Data records for software interfaces
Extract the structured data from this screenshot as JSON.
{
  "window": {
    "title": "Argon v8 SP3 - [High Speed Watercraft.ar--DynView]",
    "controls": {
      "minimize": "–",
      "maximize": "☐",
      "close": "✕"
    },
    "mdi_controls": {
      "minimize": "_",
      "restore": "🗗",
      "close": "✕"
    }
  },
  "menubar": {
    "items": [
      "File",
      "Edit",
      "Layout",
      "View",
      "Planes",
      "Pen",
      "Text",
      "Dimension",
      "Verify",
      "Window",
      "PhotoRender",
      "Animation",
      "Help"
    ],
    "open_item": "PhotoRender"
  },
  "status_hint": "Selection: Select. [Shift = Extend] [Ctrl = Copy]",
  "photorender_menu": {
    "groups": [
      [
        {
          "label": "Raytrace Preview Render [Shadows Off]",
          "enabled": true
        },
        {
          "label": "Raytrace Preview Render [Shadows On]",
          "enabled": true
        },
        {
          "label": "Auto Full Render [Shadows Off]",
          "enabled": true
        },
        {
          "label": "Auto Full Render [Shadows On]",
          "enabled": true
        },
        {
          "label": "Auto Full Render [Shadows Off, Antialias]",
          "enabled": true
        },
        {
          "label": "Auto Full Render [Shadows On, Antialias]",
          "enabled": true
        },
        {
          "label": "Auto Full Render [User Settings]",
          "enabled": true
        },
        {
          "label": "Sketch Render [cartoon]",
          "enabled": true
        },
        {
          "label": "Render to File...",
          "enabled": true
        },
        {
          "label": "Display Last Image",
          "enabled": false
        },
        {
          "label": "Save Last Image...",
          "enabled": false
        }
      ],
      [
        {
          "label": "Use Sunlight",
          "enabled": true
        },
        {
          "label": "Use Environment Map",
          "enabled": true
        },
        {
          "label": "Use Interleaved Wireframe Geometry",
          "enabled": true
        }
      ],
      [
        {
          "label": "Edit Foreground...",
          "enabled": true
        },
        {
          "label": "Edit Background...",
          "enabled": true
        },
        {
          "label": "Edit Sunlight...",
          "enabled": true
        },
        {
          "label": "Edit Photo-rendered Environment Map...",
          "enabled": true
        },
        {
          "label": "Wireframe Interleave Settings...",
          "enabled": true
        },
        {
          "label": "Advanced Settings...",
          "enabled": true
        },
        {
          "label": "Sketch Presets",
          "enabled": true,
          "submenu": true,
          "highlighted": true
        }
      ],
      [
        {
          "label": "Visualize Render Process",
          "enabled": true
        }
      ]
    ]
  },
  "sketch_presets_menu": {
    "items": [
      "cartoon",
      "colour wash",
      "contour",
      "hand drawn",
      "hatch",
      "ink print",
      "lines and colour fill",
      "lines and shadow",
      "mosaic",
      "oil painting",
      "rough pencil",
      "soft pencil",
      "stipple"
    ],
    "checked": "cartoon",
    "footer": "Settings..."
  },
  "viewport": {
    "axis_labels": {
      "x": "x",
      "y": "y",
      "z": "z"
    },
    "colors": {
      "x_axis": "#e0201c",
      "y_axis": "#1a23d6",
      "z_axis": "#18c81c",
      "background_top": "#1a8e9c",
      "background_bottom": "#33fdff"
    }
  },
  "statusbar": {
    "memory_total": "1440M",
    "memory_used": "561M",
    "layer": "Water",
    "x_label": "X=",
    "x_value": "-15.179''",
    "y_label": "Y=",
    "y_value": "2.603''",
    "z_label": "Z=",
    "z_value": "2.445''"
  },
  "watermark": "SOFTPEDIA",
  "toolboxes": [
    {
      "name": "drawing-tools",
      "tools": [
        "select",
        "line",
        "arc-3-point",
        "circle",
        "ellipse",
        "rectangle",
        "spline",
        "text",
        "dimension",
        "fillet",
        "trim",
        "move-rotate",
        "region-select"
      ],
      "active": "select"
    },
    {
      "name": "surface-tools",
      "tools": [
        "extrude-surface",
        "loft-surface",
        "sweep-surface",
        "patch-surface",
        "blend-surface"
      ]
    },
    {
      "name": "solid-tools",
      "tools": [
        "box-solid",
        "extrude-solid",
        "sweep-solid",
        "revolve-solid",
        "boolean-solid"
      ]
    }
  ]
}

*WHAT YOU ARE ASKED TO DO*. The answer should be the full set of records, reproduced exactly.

*WRITTEN ANSWER*.
Extract the structured data from this screenshot as JSON.
{
  "window": {
    "title": "Argon v8 SP3 - [High Speed Watercraft.ar--DynView]",
    "controls": {
      "minimize": "–",
      "maximize": "☐",
      "close": "✕"
    },
    "mdi_controls": {
      "minimize": "_",
      "restore": "🗗",
      "close": "✕"
    }
  },
  "menubar": {
    "items": [
      "File",
      "Edit",
      "Layout",
      "View",
      "Planes",
      "Pen",
      "Text",
      "Dimension",
      "Verify",
      "Window",
      "PhotoRender",
      "Animation",
      "Help"
    ],
    "open_item": "PhotoRender"
  },
  "status_hint": "Selection: Select. [Shift = Extend] [Ctrl = Copy]",
  "photorender_menu": {
    "groups": [
      [
        {
          "label": "Raytrace Preview Render [Shadows Off]",
          "enabled": true
        },
        {
          "label": "Raytrace Preview Render [Shadows On]",
          "enabled": true
        },
        {
          "label": "Auto Full Render [Shadows Off]",
          "enabled": true
        },
        {
          "label": "Auto Full Render [Shadows On]",
          "enabled": true
        },
        {
          "label": "Auto Full Render [Shadows Off, Antialias]",
          "enabled": true
        },
        {
          "label": "Auto Full Render [Shadows On, Antialias]",
          "enabled": true
        },
        {
          "label": "Auto Full Render [User Settings]",
          "enabled": true
        },
        {
          "label": "Sketch Render [cartoon]",
          "enabled": true
        },
        {
          "label": "Render to File...",
          "enabled": true
        },
        {
          "label": "Display Last Image",
          "enabled": false
        },
        {
          "label": "Save Last Image...",
          "enabled": false
        }
      ],
      [
        {
          "label": "Use Sunlight",
          "enabled": true
        },
        {
          "label": "Use Environment Map",
          "enabled": true
        },
        {
          "label": "Use Interleaved Wireframe Geometry",
          "enabled": true
        }
      ],
      [
        {
          "label": "Edit Foreground...",
          "enabled": true
        },
        {
          "label": "Edit Background...",
          "enabled": true
        },
        {
          "label": "Edit Sunlight...",
          "enabled": true
        },
        {
          "label": "Edit Photo-rendered Environment Map...",
          "enabled": true
        },
        {
          "label": "Wireframe Interleave Settings...",
          "enabled": true
        },
        {
          "label": "Advanced Settings...",
          "enabled": true
        },
        {
          "label": "Sketch Presets",
          "enabled": true,
          "submenu": true,
          "highlighted": true
        }
      ],
      [
        {
          "label": "Visualize Render Process",
          "enabled": true
        }
      ]
    ]
  },
  "sketch_presets_menu": {
    "items": [
      "cartoon",
      "colour wash",
      "contour",
      "hand drawn",
      "hatch",
      "ink print",
      "lines and colour fill",
      "lines and shadow",
      "mosaic",
      "oil painting",
      "rough pencil",
      "soft pencil",
      "stipple"
    ],
    "checked": "cartoon",
    "footer": "Settings..."
  },
  "viewport": {
    "axis_labels": {
      "x": "x",
      "y": "y",
      "z": "z"
    },
    "colors": {
      "x_axis": "#e0201c",
      "y_axis": "#1a23d6",
      "z_axis": "#18c81c",
      "background_top": "#1a8e9c",
      "background_bottom": "#33fdff"
    }
  },
  "statusbar": {
    "memory_total": "1440M",
    "memory_used": "561M",
    "layer": "Water",
    "x_label": "X=",
    "x_value": "-15.179''",
    "y_label": "Y=",
    "y_value": "2.603''",
    "z_label": "Z=",
    "z_value": "2.445''"
  },
  "watermark": "SOFTPEDIA",
  "toolboxes": [
    {
      "name": "drawing-tools",
      "tools": [
        "select",
        "line",
        "arc-3-point",
        "circle",
        "ellipse",
        "rectangle",
        "spline",
        "text",
        "dimension",
        "fillet",
        "trim",
        "move-rotate",
        "region-select"
      ],
      "active": "select"
    },
    {
      "name": "surface-tools",
      "tools": [
        "extrude-surface",
        "loft-surface",
        "sweep-surface",
        "patch-surface",
        "blend-surface"
      ]
    },
    {
      "name": "solid-tools",
      "tools": [
        "box-solid",
        "extrude-solid",
        "sweep-solid",
        "revolve-solid",
        "boolean-solid"
      ]
    }
  ]
}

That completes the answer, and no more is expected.